Venus conquers Dubai
Venus Williams returned to the world's top five for the first time in six years on Saturday by clinching the 40th title of her career with a 6-4, 6-2 win over Virginie Razzano in the final of the troubled Dubai Open.
The last time Williams played Razzano in a WTA Tour final, two years ago in Tokyo, the French player saved three match points in the second set and went on to beat her.
Now Williams was a fitter and more secure player, most of the time serving better too, and her victory in the two-million-dollar event on Saturday was rarely in doubt once she had taken the first set.
En route to the final Venus also went ahead 10-9 in the head-to-head record with sister Serena, by beating the world number one in the semifinals.
"It was a great week to be able to win against the world's best player, my sister," said the Wimbledon champion.
It prompted the question as to whether she might also replace her younger sibling at the top of the rankings.
"Well I would love to be the best in the world - and I am coming. So I am going to try."

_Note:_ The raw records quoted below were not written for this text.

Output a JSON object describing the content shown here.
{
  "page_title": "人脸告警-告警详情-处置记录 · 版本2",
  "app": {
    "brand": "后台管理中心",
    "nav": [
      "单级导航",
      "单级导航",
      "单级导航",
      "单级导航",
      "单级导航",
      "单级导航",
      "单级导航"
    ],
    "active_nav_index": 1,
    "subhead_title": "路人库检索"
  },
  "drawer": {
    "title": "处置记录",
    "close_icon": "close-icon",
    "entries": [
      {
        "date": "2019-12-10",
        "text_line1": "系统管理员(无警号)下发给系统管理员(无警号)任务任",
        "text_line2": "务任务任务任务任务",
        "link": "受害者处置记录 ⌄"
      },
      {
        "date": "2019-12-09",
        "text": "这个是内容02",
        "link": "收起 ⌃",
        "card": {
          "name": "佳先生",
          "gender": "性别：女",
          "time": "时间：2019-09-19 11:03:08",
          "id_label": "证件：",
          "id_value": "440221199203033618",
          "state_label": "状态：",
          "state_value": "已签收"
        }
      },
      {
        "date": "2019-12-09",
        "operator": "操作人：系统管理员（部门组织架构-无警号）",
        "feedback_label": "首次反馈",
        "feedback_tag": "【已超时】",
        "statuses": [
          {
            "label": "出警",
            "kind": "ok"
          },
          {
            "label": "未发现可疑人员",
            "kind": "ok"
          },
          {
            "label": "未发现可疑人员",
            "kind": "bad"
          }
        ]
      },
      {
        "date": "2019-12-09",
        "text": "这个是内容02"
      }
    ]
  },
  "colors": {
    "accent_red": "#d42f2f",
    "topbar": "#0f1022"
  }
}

Both the crowd and Venus showed appreciation for Razzano, who produced another spirited performance after having beaten two top five players, Dinara Safina and Vera Zvonareva, along the way.
"I have to congratulate her," said Venus. "She beat some top players and played well again today."
Razzano made a fine start to the match, hitting some fierce drives, often counter-attacking brilliantly, and switching the direction of serves and drives cleverly.
She also served quite a lot to the body, denying Williams a decent swing at the returns, and applied a high proportion of pressure to the forehand side where, perhaps, there was a slightly greater chance of Williams breaking down.
But Williams was equal to the onslaught, and some rousing rallies ensued - until the seventh game, when Razzano took an injury break, apparently for a back problem.
It did not appear to have distracted or affected Razzano adversely, for she held serve for 4-4 and seemed about to reach 5-5 when she suddenly faltered.
At 40-30 she smacked a full-blooded forehand drive fractionally long, failed with a Hawkeye challenge and suddenly found herself under pressure at deuce.
This may have contributed to Razzano's net cord drive which fell short for Williams to put away and reach set point. Razzano's serve then made it possible for Williams to return adequately and follow up with a beefy forehand cross court to close the set out.
Williams then broke at once for 2-0 in the second set, with the help of a timely Hawkeye challenge at deuce on her drive which clipped the baseline and was incorrectly called out.
Before her next service game, Razzano sought a further respite by calling for a coaching break with Cederic Nouvel, but though she fought back spiritedly from 15-40 down to deuce she could not prevent the double break which completely altered the atmosphere of the match.
Although Razzano managed to get a break point in the next game she could not convert it, but though she broke Williams serve in the next game and saved three match points altogether there was too much to make up.
This was not entirely surprising given the experience and ability of the opposition - it was the seventh time in the last eight final appearances that Venus had won.